Jesus gives his disciples his peace: the blessing of reconciliation that through the prophets God had promised to bestow on his people. Jesus’ peace is a fruit of his relationship with the Father, and he is to bring his disciples into that relationship. His peace arises from a total love from the Father and therefore is unlike the peace of the world, which rejects God. Jesus calls the disciples into a confident trusting faith and promises them the peace that comes from obeying the Father and knowing his love.
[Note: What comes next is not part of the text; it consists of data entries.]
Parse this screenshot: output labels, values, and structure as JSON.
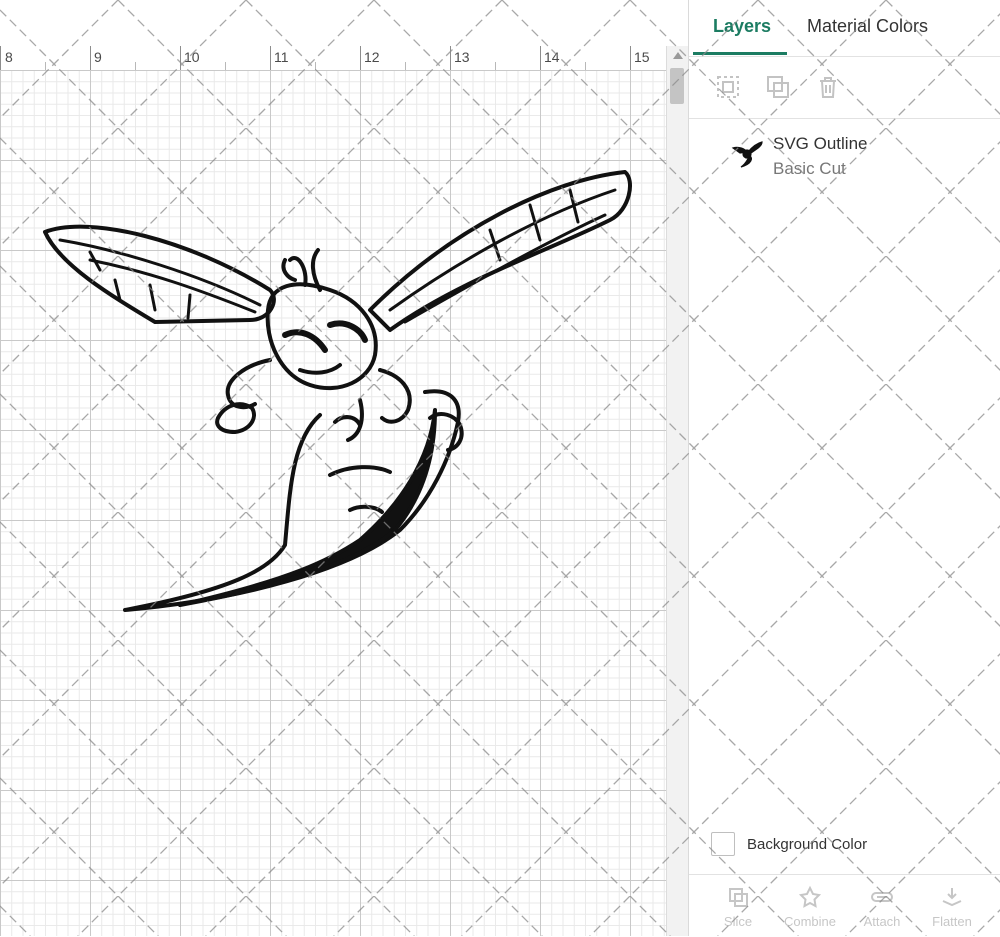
{
  "ruler": {
    "labels": [
      "8",
      "9",
      "10",
      "11",
      "12",
      "13",
      "14",
      "15"
    ]
  },
  "panel": {
    "tabs": {
      "layers": "Layers",
      "material_colors": "Material Colors"
    },
    "toolbar": {
      "icons": [
        "group-icon",
        "duplicate-icon",
        "delete-icon"
      ]
    },
    "layer": {
      "name": "SVG Outline",
      "operation": "Basic Cut"
    },
    "background": {
      "label": "Background Color"
    },
    "bottom_actions": [
      {
        "label": "Slice",
        "icon": "slice-icon"
      },
      {
        "label": "Combine",
        "icon": "combine-icon"
      },
      {
        "label": "Attach",
        "icon": "attach-icon"
      },
      {
        "label": "Flatten",
        "icon": "flatten-icon"
      }
    ]
  },
  "colors": {
    "accent": "#1c7c62",
    "grid_major": "#c9c9c9",
    "grid_minor": "#e9e9e9"
  }
}
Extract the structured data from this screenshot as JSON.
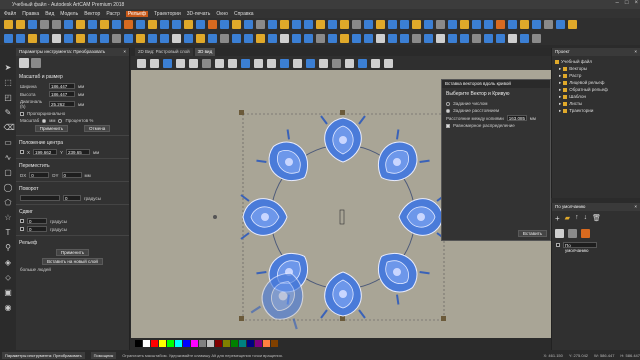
{
  "app": {
    "title": "Учебный файл - Autodesk ArtCAM Premium 2018"
  },
  "menu": [
    "Файл",
    "Правка",
    "Вид",
    "Модель",
    "Вектор",
    "Растр",
    "Рельеф",
    "Траектории",
    "3D-печать",
    "Окно",
    "Справка"
  ],
  "menu_active_index": 6,
  "left_panel": {
    "title": "Параметры инструмента: Преобразовать",
    "size_section": "Масштаб и размер",
    "width_label": "Ширина",
    "width_value": "186.447",
    "height_label": "Высота",
    "height_value": "186.447",
    "diag_label": "Диагональ (h)",
    "diag_value": "25.262",
    "proportional_label": "Пропорционально",
    "scale_label": "Масштаб",
    "scale_option_mm": "мм",
    "scale_option_pct": "Процентов %",
    "apply_label": "Применить",
    "cancel_label": "Отмена",
    "center_section": "Положение центра",
    "x_label": "X",
    "x_value": "199.662",
    "y_label": "Y",
    "y_value": "239.65",
    "unit_mm": "мм",
    "move_section": "Переместить",
    "dx_label": "DX",
    "dx_value": "0",
    "dy_label": "DY",
    "dy_value": "0",
    "rotate_section": "Поворот",
    "rotate_value": "0",
    "rotate_unit": "градусы",
    "shear_section": "Сдвиг",
    "shear_x_value": "0",
    "shear_y_value": "0",
    "shear_unit": "градусы",
    "relief_section": "Рельеф",
    "relief_apply": "Применить",
    "relief_new_layer": "Вставить на новый слой",
    "bigger_label": "больше людей"
  },
  "view_tabs": [
    "2D Вид: Растровый слой",
    "3D вид"
  ],
  "popup": {
    "header": "Вставка векторов вдоль кривой",
    "subtitle": "Выберите Вектор и Кривую",
    "option1": "Задание числом",
    "option2": "Задание расстоянием",
    "distance_label": "Расстояние между копиями",
    "distance_value": "163.085",
    "distance_unit": "мм",
    "evenly_label": "Равномерное распределение",
    "apply_label": "Вставить"
  },
  "project_panel": {
    "title": "Проект",
    "items": [
      "Учебный файл",
      "Векторы",
      "Растр",
      "Лицевой рельеф",
      "Обратный рельеф",
      "Шаблон",
      "Листы",
      "Траектории"
    ]
  },
  "defaults_panel": {
    "title": "По умолчанию",
    "field_value": "По умолчанию"
  },
  "status": {
    "tab1": "Параметры инструмента: Преобразовать",
    "tab2": "Помощник",
    "hint": "Ограничить масштабом. Удерживайте клавишу Alt для перемещения точки вращения.",
    "coord_x": "X: 461.150",
    "coord_y": "Y: 275.042",
    "w": "W: 586.447",
    "h": "H: 586.447"
  },
  "palette": [
    "#000000",
    "#ffffff",
    "#ff0000",
    "#ffff00",
    "#00ff00",
    "#00ffff",
    "#0000ff",
    "#ff00ff",
    "#808080",
    "#c0c0c0",
    "#800000",
    "#808000",
    "#008000",
    "#008080",
    "#000080",
    "#800080",
    "#ff8040",
    "#804000"
  ],
  "colors": {
    "accent": "#c85a1a",
    "ornament": "#4a7bd9",
    "canvas": "#a9a596"
  }
}
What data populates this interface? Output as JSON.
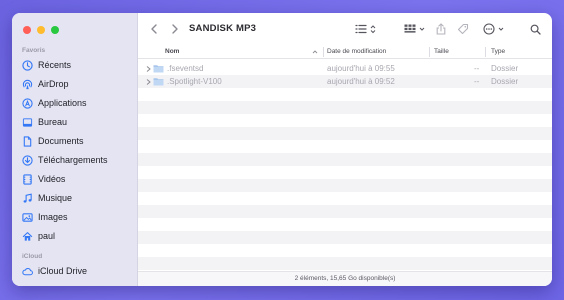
{
  "window": {
    "title": "SANDISK MP3"
  },
  "sidebar": {
    "favorites_label": "Favoris",
    "favorites": [
      {
        "label": "Récents",
        "icon": "clock-icon"
      },
      {
        "label": "AirDrop",
        "icon": "airdrop-icon"
      },
      {
        "label": "Applications",
        "icon": "applications-icon"
      },
      {
        "label": "Bureau",
        "icon": "desktop-icon"
      },
      {
        "label": "Documents",
        "icon": "document-icon"
      },
      {
        "label": "Téléchargements",
        "icon": "download-icon"
      },
      {
        "label": "Vidéos",
        "icon": "film-icon"
      },
      {
        "label": "Musique",
        "icon": "music-icon"
      },
      {
        "label": "Images",
        "icon": "photo-icon"
      },
      {
        "label": "paul",
        "icon": "home-icon"
      }
    ],
    "icloud_label": "iCloud",
    "icloud": [
      {
        "label": "iCloud Drive",
        "icon": "cloud-icon"
      }
    ]
  },
  "columns": {
    "name": "Nom",
    "modified": "Date de modification",
    "size": "Taille",
    "kind": "Type"
  },
  "files": [
    {
      "name": ".fseventsd",
      "modified": "aujourd'hui à 09:55",
      "size": "--",
      "kind": "Dossier"
    },
    {
      "name": ".Spotlight-V100",
      "modified": "aujourd'hui à 09:52",
      "size": "--",
      "kind": "Dossier"
    }
  ],
  "status": "2 éléments, 15,65 Go disponible(s)",
  "colors": {
    "accent": "#3478f6",
    "sidebar_bg": "#e4e4f3",
    "background": "#7068e8"
  }
}
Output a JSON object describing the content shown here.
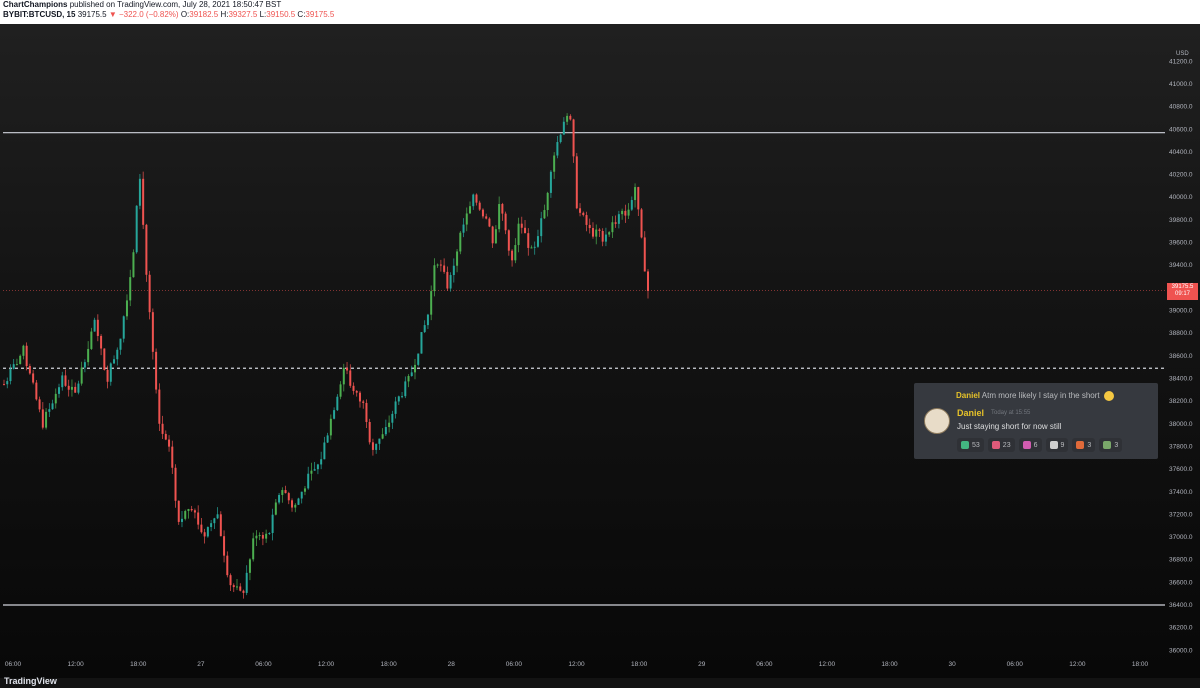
{
  "header": {
    "publisher": "ChartChampions",
    "publish_text": "published on TradingView.com, July 28, 2021 18:50:47 BST",
    "symbol": "BYBIT:BTCUSD, 15",
    "last": "39175.5",
    "change": "▼ −322.0 (−0.82%)",
    "o_label": "O:",
    "o": "39182.5",
    "h_label": "H:",
    "h": "39327.5",
    "l_label": "L:",
    "l": "39150.5",
    "c_label": "C:",
    "c": "39175.5"
  },
  "axis": {
    "currency": "USD",
    "price_tag_value": "39175.5",
    "price_tag_timer": "09:17"
  },
  "footer": {
    "brand": "TradingView"
  },
  "colors": {
    "up": "#26a69a",
    "up_bright": "#4caf50",
    "down": "#ef5350",
    "level_line": "#d1d4dc",
    "price_line": "#ef5350"
  },
  "discord": {
    "reply_name": "Daniel",
    "reply_text": "Atm more likely I stay in the short",
    "username": "Daniel",
    "timestamp": "Today at 15:55",
    "message": "Just staying short for now still",
    "reactions": [
      {
        "icon": "up-arrow-emoji",
        "count": "53",
        "color": "#43b581"
      },
      {
        "icon": "hammer-emoji",
        "count": "23",
        "color": "#e05a7a"
      },
      {
        "icon": "gift-emoji",
        "count": "6",
        "color": "#d15cb0"
      },
      {
        "icon": "goat-emoji",
        "count": "9",
        "color": "#cfcfcf"
      },
      {
        "icon": "rocket-emoji",
        "count": "3",
        "color": "#e06a3a"
      },
      {
        "icon": "bottle-emoji",
        "count": "3",
        "color": "#7aa86a"
      }
    ]
  },
  "chart_data": {
    "type": "candlestick",
    "symbol": "BYBIT:BTCUSD",
    "interval": "15",
    "y_ticks": [
      "41200.0",
      "41000.0",
      "40800.0",
      "40600.0",
      "40400.0",
      "40200.0",
      "40000.0",
      "39800.0",
      "39600.0",
      "39400.0",
      "39200.0",
      "39000.0",
      "38800.0",
      "38600.0",
      "38400.0",
      "38200.0",
      "38000.0",
      "37800.0",
      "37600.0",
      "37400.0",
      "37200.0",
      "37000.0",
      "36800.0",
      "36600.0",
      "36400.0",
      "36200.0",
      "36000.0"
    ],
    "x_ticks": [
      "06:00",
      "12:00",
      "18:00",
      "27",
      "06:00",
      "12:00",
      "18:00",
      "28",
      "06:00",
      "12:00",
      "18:00",
      "29",
      "06:00",
      "12:00",
      "18:00",
      "30",
      "06:00",
      "12:00",
      "18:00"
    ],
    "ylim": [
      35950,
      41450
    ],
    "grid": false,
    "key_levels": [
      {
        "price": 40570,
        "style": "solid"
      },
      {
        "price": 38490,
        "style": "dashed"
      },
      {
        "price": 36400,
        "style": "solid"
      }
    ],
    "last_price": 39175.5,
    "close_path": [
      [
        0,
        38350
      ],
      [
        3,
        38650
      ],
      [
        6,
        38000
      ],
      [
        9,
        38400
      ],
      [
        11,
        38250
      ],
      [
        14,
        38900
      ],
      [
        16,
        38400
      ],
      [
        18,
        38750
      ],
      [
        20,
        39450
      ],
      [
        21,
        40300
      ],
      [
        22,
        39400
      ],
      [
        24,
        38000
      ],
      [
        26,
        37700
      ],
      [
        27,
        37100
      ],
      [
        29,
        37300
      ],
      [
        31,
        37000
      ],
      [
        33,
        37250
      ],
      [
        35,
        36600
      ],
      [
        37,
        36480
      ],
      [
        39,
        37050
      ],
      [
        41,
        37000
      ],
      [
        43,
        37450
      ],
      [
        45,
        37250
      ],
      [
        47,
        37500
      ],
      [
        49,
        37650
      ],
      [
        51,
        38100
      ],
      [
        53,
        38550
      ],
      [
        54,
        38300
      ],
      [
        56,
        38150
      ],
      [
        57,
        37800
      ],
      [
        59,
        37900
      ],
      [
        61,
        38200
      ],
      [
        63,
        38400
      ],
      [
        64,
        38600
      ],
      [
        66,
        39000
      ],
      [
        67,
        39500
      ],
      [
        69,
        39200
      ],
      [
        71,
        39700
      ],
      [
        73,
        40000
      ],
      [
        75,
        39800
      ],
      [
        76,
        39600
      ],
      [
        77,
        39950
      ],
      [
        79,
        39400
      ],
      [
        80,
        39800
      ],
      [
        82,
        39500
      ],
      [
        84,
        39900
      ],
      [
        85,
        40300
      ],
      [
        87,
        40700
      ],
      [
        88,
        40650
      ],
      [
        89,
        39900
      ],
      [
        91,
        39700
      ],
      [
        93,
        39650
      ],
      [
        95,
        39800
      ],
      [
        97,
        39900
      ],
      [
        98,
        40100
      ],
      [
        99,
        39600
      ],
      [
        100,
        39175
      ]
    ]
  }
}
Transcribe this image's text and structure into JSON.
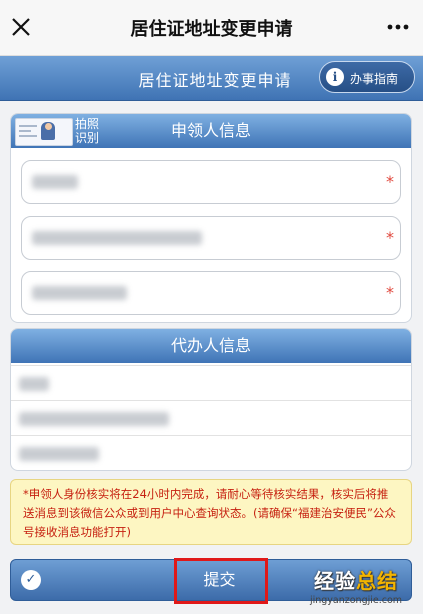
{
  "topbar": {
    "title": "居住证地址变更申请",
    "close_icon": "close-icon",
    "more_icon": "more-icon"
  },
  "header": {
    "title": "居住证地址变更申请",
    "guide_button": {
      "icon": "info-icon",
      "label": "办事指南"
    }
  },
  "applicant": {
    "title": "申领人信息",
    "scan_label": "拍照识别",
    "fields": [
      {
        "required_mark": "*"
      },
      {
        "required_mark": "*"
      },
      {
        "required_mark": "*"
      }
    ]
  },
  "agent": {
    "title": "代办人信息"
  },
  "notice": {
    "text": "*申领人身份核实将在24小时内完成，请耐心等待核实结果，核实后将推送消息到该微信公众或到用户中心查询状态。(请确保“福建治安便民”公众号接收消息功能打开)"
  },
  "footer": {
    "submit_label": "提交",
    "check_icon": "checkmark-icon"
  },
  "watermark": {
    "big_prefix": "经验",
    "big_suffix": "总结",
    "small": "jingyanzongjie.com"
  },
  "colors": {
    "header_blue": "#3f73b4",
    "required_red": "#e0473c",
    "notice_bg": "#fdf6c2",
    "notice_text": "#c62010",
    "highlight_red": "#e01818"
  }
}
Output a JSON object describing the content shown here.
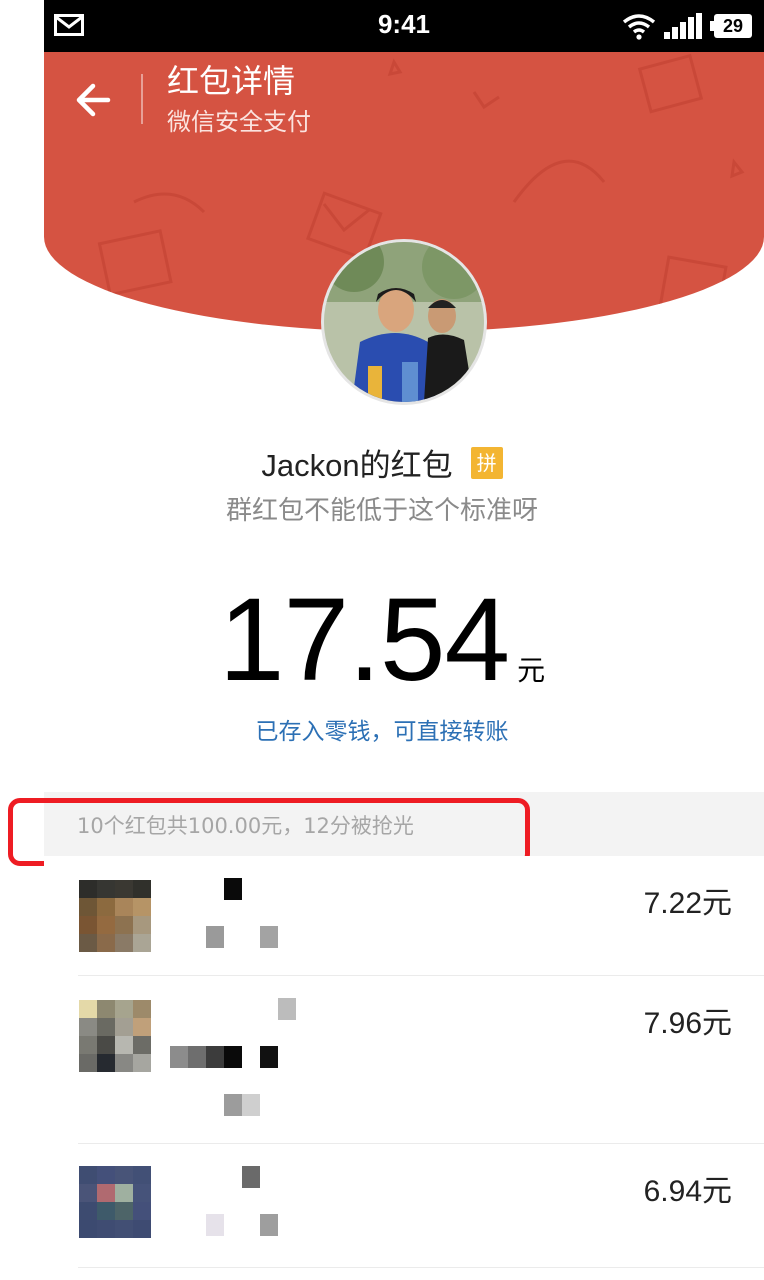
{
  "status_bar": {
    "time": "9:41",
    "battery": "29"
  },
  "header": {
    "title": "红包详情",
    "subtitle": "微信安全支付",
    "accent_color": "#d55342"
  },
  "envelope": {
    "sender": "Jackon的红包",
    "badge": "拼",
    "greeting": "群红包不能低于这个标准呀",
    "amount": "17.54",
    "unit": "元",
    "saved_note": "已存入零钱，可直接转账"
  },
  "summary": "10个红包共100.00元，12分被抢光",
  "recipients": [
    {
      "amount": "7.22元"
    },
    {
      "amount": "7.96元"
    },
    {
      "amount": "6.94元"
    }
  ]
}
Jesus’ gift of his peace is, therefore, the gift of participation in the perfect harmony that exists between the Father and the Son in the unity of their wills in love. Who Jesus is, what he does and what he is called to be are one. Jesus is, in the unity of his person, the identity of mission and existence. Insofar as the disciples keep his word in love, they become sons in the Son, more and more conformed to him in his mission from the Father for mankind. Thus being caught up in the gift of his commission to love and keep his commandments they will be caught up in the gift of his peace. The fullness of which is realized in the vision of the Book of Revelation, as the bride of the Lamb coming down out of heaven from God, gleaming with the splendor of God.
However, as Jesus points out, his self-gift evokes two fundamental responses, to love him and keep his word or to not love him and not keep his word. In fact, the disciples will discover that the more they try to embody this gift of peace the more they will encounter resistance.
The Savior, El Greco (and workshop), 1608-1614, oil on canvas, 72 cm x 55 cm, The Prado, Madrid. Excerpts from Father Timothy's homily for the Sixth Sunday of Easter.